The third and final paper is by Hess and Ostrom. It is their introduction chapter to a 2007 book about Knowledge Commons. Ostrom researched common pool resources like forests, fisheries and grazing land. All these resources are subject to externalities. Ostron received the 2009 Noble Prize in Economics; she died in 2012. This chapter generalizes Ostrom’s work to knowledge resources. I plan to read this paper on Friday.

During week 2, we will discuss these subjects in a more practical context. We will give more details about platform types and many platform example. We will discuss standard and open source as important examples of Commons.


So, this is what I hope to achieve during Week 1. I hope that you will bring with you copies of the ten papers. I think that physical copies are better than electronic copies, because it is easier to add comments, but this is only my own personal taste. I expect students to browse through the papers before the class. I guess that it will be useful to read the introductions. During the lessons, we will read the papers together and discuss the ideas. There are no slides for Week 1.

The exam will be written after we teach in order to reflect well the material we actually discuss in class. The main goal of the exam – with respect to Week 1 – is to make you read again and think about papers and the ideas. The exam is not expected to be difficult or technical.

The papers are on Blackboard and below:

Monday, 20 June 2016

Class overheads for the second week

Dear students,
My class overheads are available on the link below.
(and also in Blackboard)
Best wishes,

Friday, 4 March 2016

The power of bundling, doesn't always benefit the consumer

In this article on the FT (; yes a bundle of goods or services can make the problem of selection easier for consumers, but when we start having to deal with selecting between bundles, when the same operator offers more than one bundle, and competitors likewise offer a choice of bundles, the consumer can become even more confused.

Add versioning into the mix and the problem becomes unmanageable.

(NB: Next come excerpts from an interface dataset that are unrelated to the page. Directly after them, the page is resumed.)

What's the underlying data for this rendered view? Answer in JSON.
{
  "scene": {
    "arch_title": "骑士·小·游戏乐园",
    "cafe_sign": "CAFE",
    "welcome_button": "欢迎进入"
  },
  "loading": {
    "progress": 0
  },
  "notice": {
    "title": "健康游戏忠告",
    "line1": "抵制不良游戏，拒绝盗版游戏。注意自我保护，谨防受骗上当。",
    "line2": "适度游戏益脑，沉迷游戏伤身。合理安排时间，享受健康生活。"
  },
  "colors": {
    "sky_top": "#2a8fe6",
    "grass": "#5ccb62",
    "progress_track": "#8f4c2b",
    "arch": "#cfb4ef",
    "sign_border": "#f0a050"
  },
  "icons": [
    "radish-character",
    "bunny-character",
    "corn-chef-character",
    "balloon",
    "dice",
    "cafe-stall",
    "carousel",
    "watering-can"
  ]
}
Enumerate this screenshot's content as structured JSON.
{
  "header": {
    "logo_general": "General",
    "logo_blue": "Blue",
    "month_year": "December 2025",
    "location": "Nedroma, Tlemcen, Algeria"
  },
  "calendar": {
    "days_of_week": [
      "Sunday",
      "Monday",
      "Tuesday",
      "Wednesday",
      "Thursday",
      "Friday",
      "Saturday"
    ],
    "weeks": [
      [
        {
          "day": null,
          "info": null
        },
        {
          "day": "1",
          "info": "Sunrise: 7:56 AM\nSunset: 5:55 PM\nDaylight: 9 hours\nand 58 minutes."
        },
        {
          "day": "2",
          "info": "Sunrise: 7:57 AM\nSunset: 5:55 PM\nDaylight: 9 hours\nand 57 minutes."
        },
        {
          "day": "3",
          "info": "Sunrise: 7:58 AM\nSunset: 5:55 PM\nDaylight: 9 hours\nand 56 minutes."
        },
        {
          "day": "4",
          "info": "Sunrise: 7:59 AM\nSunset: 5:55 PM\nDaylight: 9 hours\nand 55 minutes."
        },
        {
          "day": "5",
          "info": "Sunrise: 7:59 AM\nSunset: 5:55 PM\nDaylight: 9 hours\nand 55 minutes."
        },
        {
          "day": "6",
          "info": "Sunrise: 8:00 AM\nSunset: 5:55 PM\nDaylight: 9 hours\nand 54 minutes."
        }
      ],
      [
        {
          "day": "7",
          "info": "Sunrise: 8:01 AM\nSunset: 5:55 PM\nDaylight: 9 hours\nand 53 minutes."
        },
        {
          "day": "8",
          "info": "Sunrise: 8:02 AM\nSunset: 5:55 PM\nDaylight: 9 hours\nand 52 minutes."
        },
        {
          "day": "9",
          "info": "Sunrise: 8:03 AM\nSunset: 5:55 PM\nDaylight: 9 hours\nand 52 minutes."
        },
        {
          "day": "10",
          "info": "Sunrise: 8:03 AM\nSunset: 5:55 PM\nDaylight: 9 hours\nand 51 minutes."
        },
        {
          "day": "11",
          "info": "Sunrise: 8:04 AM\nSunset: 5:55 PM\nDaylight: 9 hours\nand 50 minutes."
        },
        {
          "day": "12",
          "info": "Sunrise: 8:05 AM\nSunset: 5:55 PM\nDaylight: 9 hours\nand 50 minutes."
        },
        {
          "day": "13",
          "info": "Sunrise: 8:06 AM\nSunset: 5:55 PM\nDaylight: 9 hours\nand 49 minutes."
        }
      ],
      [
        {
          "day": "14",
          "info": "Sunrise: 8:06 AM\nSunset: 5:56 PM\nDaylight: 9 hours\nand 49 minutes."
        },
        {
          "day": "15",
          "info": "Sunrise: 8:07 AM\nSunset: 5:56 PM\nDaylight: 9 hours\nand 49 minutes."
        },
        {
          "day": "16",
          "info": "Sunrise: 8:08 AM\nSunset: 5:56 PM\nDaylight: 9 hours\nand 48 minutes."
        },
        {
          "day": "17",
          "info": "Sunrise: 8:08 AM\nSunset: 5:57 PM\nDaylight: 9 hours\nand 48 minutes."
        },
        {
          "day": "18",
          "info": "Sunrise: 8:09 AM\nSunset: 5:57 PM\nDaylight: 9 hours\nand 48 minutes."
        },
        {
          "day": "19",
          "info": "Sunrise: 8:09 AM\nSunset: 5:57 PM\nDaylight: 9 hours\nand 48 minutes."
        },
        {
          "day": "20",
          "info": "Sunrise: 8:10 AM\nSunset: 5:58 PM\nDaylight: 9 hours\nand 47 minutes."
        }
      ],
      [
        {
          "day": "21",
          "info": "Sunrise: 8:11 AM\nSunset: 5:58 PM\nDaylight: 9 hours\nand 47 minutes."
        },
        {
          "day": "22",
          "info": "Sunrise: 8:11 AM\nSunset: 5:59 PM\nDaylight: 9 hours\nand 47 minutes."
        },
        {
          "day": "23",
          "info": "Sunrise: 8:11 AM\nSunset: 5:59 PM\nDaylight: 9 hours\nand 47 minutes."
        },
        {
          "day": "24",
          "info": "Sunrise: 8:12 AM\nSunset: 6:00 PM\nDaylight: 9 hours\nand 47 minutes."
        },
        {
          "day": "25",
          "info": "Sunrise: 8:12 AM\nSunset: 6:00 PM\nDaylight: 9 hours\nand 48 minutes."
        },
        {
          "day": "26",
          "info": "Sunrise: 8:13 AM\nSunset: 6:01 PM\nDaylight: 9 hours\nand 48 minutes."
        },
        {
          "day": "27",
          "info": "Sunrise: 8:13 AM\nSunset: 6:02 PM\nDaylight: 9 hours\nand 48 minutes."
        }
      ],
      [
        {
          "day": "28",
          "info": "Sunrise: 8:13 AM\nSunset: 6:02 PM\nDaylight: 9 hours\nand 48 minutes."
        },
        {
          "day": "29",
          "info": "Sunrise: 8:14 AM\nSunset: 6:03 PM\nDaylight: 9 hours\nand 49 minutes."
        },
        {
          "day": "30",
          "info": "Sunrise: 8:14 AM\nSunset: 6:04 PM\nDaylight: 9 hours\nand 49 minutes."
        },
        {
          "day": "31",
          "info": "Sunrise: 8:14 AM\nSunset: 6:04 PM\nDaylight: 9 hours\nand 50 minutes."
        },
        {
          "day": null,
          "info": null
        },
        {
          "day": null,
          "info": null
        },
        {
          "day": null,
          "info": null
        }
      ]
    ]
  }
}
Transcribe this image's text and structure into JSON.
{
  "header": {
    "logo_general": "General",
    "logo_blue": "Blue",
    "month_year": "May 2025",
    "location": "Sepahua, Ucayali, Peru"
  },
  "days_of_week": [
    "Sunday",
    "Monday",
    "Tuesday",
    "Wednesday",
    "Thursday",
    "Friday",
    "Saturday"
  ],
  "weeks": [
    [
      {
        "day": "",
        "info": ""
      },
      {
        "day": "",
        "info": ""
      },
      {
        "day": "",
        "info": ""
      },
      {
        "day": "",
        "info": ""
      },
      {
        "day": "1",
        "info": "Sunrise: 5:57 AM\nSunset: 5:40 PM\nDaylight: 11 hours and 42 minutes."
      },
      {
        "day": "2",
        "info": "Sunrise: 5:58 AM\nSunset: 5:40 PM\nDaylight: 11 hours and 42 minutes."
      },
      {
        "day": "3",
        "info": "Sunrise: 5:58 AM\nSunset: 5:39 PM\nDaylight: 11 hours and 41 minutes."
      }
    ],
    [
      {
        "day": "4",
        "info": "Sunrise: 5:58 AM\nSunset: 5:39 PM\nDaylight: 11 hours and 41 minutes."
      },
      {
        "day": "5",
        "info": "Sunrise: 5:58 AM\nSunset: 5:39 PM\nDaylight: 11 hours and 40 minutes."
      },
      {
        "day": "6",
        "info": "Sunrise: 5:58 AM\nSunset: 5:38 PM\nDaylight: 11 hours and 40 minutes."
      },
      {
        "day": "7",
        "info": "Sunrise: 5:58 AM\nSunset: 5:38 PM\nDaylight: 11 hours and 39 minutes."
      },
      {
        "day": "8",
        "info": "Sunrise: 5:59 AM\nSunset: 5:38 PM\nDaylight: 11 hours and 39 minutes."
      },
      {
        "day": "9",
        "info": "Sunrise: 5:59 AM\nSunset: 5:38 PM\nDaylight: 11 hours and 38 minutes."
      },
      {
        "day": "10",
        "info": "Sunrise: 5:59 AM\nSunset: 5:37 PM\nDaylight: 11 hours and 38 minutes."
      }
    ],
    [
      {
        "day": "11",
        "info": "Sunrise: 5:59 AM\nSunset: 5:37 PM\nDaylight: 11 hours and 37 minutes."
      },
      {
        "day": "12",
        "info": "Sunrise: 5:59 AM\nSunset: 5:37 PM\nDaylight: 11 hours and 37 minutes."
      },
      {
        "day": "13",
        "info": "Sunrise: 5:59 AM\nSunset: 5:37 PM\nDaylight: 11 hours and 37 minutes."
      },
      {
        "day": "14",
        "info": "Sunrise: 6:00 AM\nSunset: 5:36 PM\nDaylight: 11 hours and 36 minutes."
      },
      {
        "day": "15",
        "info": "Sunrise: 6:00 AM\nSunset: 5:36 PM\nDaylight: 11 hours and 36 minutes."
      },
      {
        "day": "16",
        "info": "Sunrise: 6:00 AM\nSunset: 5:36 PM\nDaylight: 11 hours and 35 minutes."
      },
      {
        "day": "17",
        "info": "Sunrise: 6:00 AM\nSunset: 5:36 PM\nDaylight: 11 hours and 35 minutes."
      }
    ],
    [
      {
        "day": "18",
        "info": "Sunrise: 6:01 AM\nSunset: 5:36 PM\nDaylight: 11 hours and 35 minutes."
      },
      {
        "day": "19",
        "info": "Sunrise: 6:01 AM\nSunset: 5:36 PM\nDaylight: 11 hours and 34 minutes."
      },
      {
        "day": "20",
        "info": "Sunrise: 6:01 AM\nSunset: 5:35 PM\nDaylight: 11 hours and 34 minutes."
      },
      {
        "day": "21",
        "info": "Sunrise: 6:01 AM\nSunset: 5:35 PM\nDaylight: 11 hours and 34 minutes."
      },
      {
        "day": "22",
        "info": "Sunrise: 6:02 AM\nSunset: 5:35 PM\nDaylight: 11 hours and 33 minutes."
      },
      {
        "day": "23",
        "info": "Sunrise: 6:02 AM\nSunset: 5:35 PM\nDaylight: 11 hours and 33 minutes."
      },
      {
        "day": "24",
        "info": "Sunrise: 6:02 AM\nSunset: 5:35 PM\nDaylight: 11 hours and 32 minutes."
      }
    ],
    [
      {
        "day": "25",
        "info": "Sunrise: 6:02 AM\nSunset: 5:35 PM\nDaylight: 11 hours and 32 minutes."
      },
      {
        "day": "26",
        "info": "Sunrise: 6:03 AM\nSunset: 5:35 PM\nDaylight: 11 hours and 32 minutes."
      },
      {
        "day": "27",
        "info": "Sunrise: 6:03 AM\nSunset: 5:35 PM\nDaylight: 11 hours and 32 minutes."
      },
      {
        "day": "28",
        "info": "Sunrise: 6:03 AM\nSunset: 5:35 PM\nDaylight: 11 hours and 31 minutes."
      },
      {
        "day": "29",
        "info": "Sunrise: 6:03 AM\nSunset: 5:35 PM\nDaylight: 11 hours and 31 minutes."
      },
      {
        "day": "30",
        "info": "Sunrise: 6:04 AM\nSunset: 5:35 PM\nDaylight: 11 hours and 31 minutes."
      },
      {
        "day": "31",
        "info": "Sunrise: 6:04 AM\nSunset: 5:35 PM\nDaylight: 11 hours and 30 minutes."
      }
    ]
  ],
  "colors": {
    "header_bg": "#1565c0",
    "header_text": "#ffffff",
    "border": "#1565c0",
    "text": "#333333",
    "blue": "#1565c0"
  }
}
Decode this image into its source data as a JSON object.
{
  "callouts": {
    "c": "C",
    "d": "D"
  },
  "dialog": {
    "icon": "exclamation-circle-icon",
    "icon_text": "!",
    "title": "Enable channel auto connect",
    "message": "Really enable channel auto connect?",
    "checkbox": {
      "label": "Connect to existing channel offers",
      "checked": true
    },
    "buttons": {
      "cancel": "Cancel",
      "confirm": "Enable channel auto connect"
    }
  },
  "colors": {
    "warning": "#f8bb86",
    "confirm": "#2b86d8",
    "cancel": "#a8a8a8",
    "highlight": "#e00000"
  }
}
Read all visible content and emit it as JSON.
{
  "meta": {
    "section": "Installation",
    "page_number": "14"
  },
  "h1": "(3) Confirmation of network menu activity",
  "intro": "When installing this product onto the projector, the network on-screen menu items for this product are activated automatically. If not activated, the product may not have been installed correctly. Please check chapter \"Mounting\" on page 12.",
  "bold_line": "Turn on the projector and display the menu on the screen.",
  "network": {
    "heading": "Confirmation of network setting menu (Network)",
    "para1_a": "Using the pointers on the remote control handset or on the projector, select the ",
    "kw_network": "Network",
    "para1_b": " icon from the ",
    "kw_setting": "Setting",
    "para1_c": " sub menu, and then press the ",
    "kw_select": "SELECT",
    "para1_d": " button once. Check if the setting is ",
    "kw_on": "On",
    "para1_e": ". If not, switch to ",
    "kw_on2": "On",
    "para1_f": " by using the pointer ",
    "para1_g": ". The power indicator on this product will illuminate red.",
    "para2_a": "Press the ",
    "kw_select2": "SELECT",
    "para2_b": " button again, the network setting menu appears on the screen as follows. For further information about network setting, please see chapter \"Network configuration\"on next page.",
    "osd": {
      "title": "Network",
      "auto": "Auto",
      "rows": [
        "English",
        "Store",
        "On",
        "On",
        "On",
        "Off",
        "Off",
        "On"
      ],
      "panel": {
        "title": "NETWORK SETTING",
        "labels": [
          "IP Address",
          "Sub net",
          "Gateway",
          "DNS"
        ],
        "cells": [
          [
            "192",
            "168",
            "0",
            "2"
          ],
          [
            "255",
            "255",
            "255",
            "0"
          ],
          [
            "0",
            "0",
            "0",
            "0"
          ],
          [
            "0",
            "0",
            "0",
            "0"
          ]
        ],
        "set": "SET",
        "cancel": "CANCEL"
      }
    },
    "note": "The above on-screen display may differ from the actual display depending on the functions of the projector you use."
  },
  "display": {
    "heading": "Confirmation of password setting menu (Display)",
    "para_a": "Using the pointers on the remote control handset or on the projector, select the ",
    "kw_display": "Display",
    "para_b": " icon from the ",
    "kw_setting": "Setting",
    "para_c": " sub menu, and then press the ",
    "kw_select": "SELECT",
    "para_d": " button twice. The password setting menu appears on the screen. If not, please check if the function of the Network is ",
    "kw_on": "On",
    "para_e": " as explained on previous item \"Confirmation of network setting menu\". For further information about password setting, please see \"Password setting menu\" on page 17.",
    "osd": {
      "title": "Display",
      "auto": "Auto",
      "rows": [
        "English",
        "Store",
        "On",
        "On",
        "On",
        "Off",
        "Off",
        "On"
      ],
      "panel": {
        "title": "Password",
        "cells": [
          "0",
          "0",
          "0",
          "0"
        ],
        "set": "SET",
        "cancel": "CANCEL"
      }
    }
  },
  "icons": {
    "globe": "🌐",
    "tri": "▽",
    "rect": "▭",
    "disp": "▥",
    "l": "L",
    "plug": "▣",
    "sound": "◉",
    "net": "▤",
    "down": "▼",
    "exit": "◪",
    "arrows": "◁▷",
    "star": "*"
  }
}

Read up...
More isn't always better (HBR blog)
And a very long (72 pages) article "Complexity and Smart Nudges with Inattentive Consumers": In an experiment on markets for services, we find that consumers are likely to stick to defaults and achieve suboptimal outcomes...